Extra pounds aren't handicap in ESPN `firefight'


They all have two names -- the one on their uniform and the one they've acquired in the years since first putting on the uniform.

Denny Peffer, who runs the Leadville 100 and the Pikes Peak Marathon, is "Ironman." Tall, blond Stacy Billapando is "Viking Princess."

Juliet Draper is "The Girl," so named because when she joined the Colorado Springs Fire Department in 1997, she was one of three women.

Then there's Battalion Chief R.C. Smith.

He's the Fatman.

"I'm a big guy," Smith says matter-of-factly. "I'm the biggest guy in the station."

There's no denying Station 1's Smith is a large fellow. At 6 feet tall, he weighs 280 pounds -- and maybe not all of it is muscle.

But that's not stopping him from plunging into an arena populated by the most elite in his field, an event ESPN calls "the toughest two minutes in professional sports."

That's the Combat Challenge, a grueling competition in which firefighters race against each other and the clock to finish five tasks, including climbing a five-story tower, hauling hose and dragging a 175-pound dummy to the finish line.

It's also become a vehicle for Smith to demonstrate this point: A fat man can be a fit one.

"Appearance is in no way connected to performance," said Smith, who participated in his first Combat Challenge last month and plans to go again next year.

His coach, fellow firefighter/paramedic Draper, agrees. "People equate thinness with healthiness," said Draper, who won the World Combat Challenge for women in 1999. But it's not a good gauge, she said.

"R.C. is an example of that.
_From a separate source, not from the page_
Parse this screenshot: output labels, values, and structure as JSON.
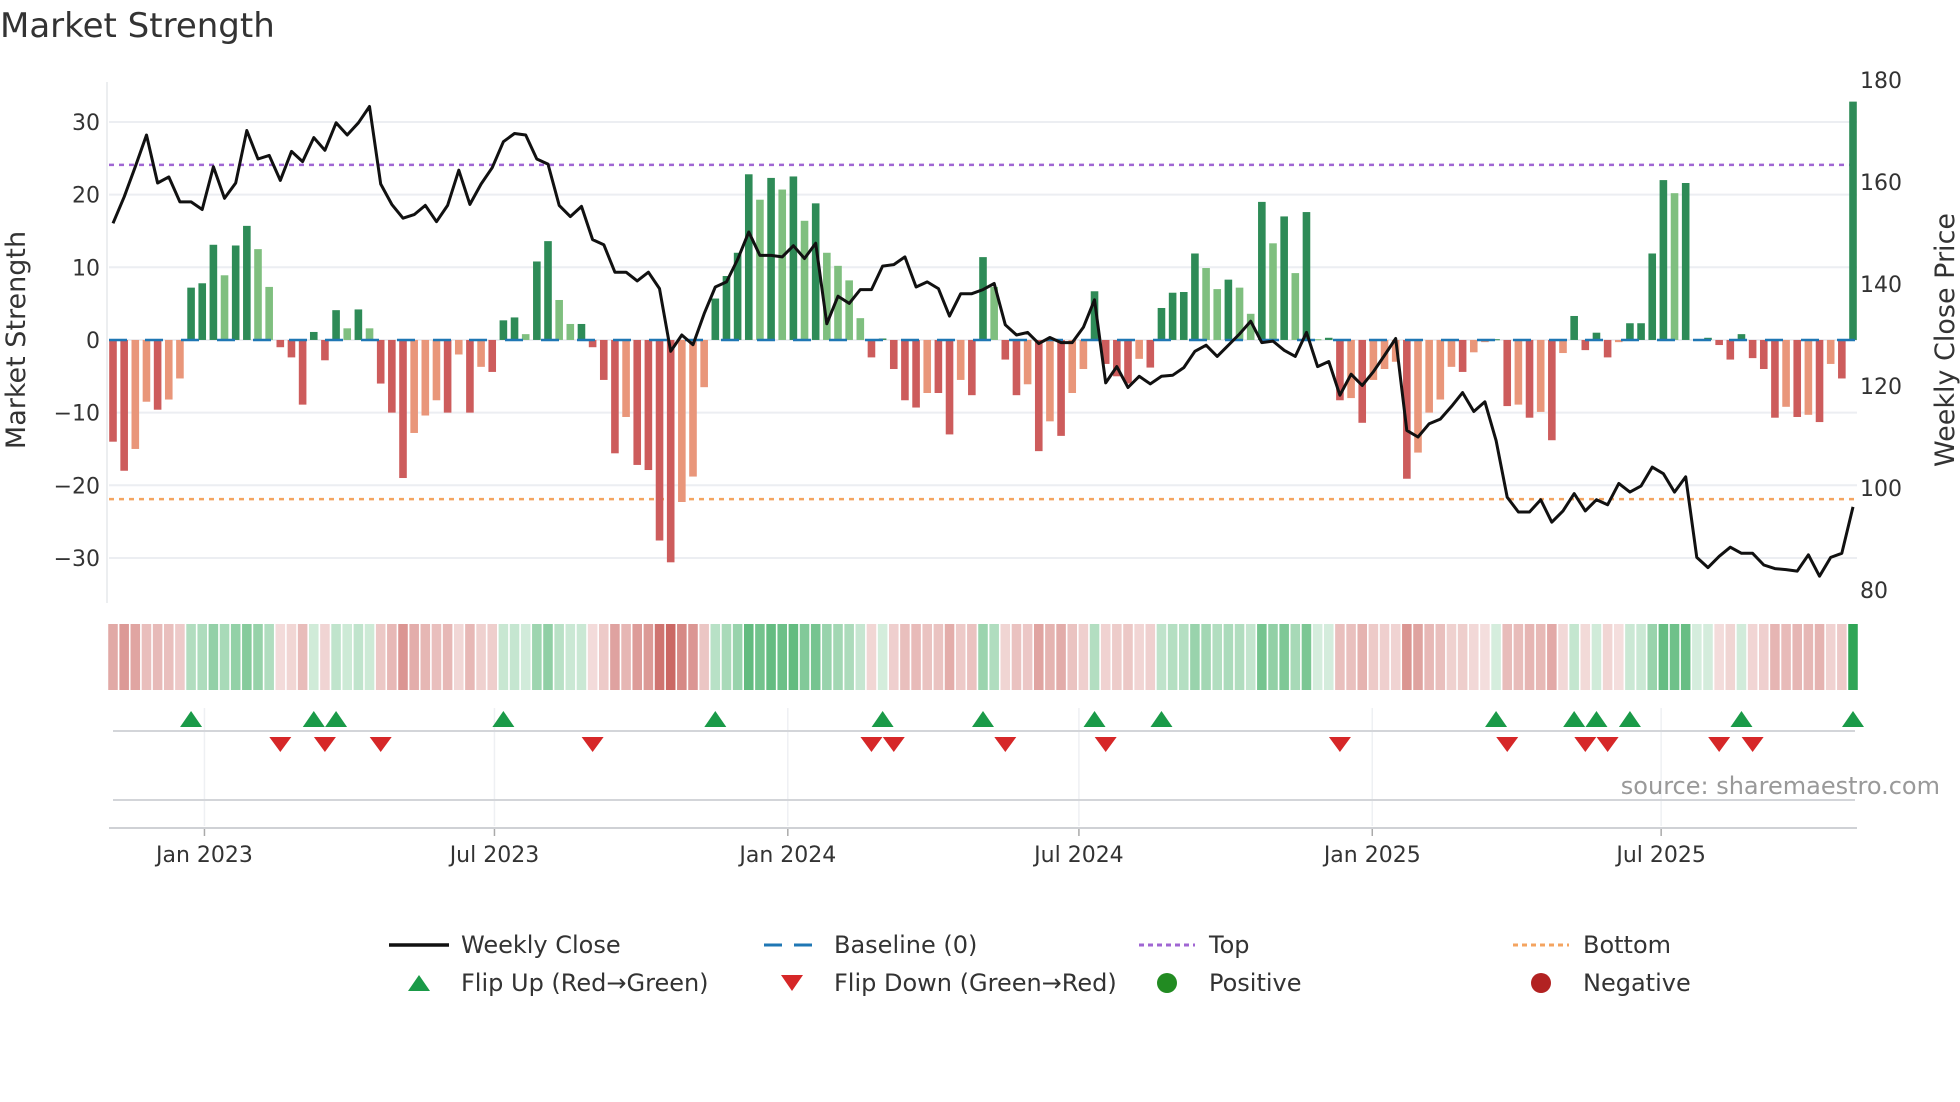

I'm an example of that," said the muscular Draper, who stands 5 feet 9 inches and weighs in the 180s.

Rather than focus on the numbers, she said people should pay attention to their strength and functionality.

"I can't tell you how many thin people can't curl 10 pounds," she said.

Her message to Smith: "Don't let the roundness concern you," she tells him. It doesn't. It never has.

The oldest child in his family, he said he was doted on by his parents and three uncles thrilled with the fact they had a nephew.

"Being the oldest child, you're a pretty baby no matter what you look like," he said. The self-confidence took root.

"I've never felt that being overweight was limiting," Smith said.

But it does bother him that so many people, especially women, allow it to limit themselves, comparing themselves to models with the physiques of adolescent boys.

"How often is that naturally occurring?" he said. "People just aren't built that way. Some how our perception of beauty is it has to be Twiggy with breasts. Who invented that? You watch women torture themselves over it."

That's not Smith's style, especially not in a station where the food never stops.

"I just don't struggle," Smith says cheerfully as he tucks into a plate of Firefighter Walter Stupnik's chicken-and-sour cream enchiladas. At least not when it comes to eating -- but he did his share of struggling when he first decided to enter the 2002 Combat Challenge and started training.

The first time he tried running to the top of a five-story tower and back down, he ended up doubled over, blue in the face.

"R.C. almost threw up," said Peffer, a fire fighter and paramedic from Station 18, who also is a rookie in the competition.

By November, Smith had improved so much he completed the competition in 2 minutes and 43 seconds. The winning times are less than 2 minutes.

With Draper and Billapando on his side, Smith is in good hands.

Draper won the female World Combat

Challenge Championship in 1999. Billapando, who works at Station 11, placed third in 2001 and 2002 and was the top American finisher this year.

Draper's goal is for Smith to finish next year in 2 minutes and 15 seconds.

He can accomplish that, she said.

"He's born for this event," she said.

Reproduced with the permission of the Gazette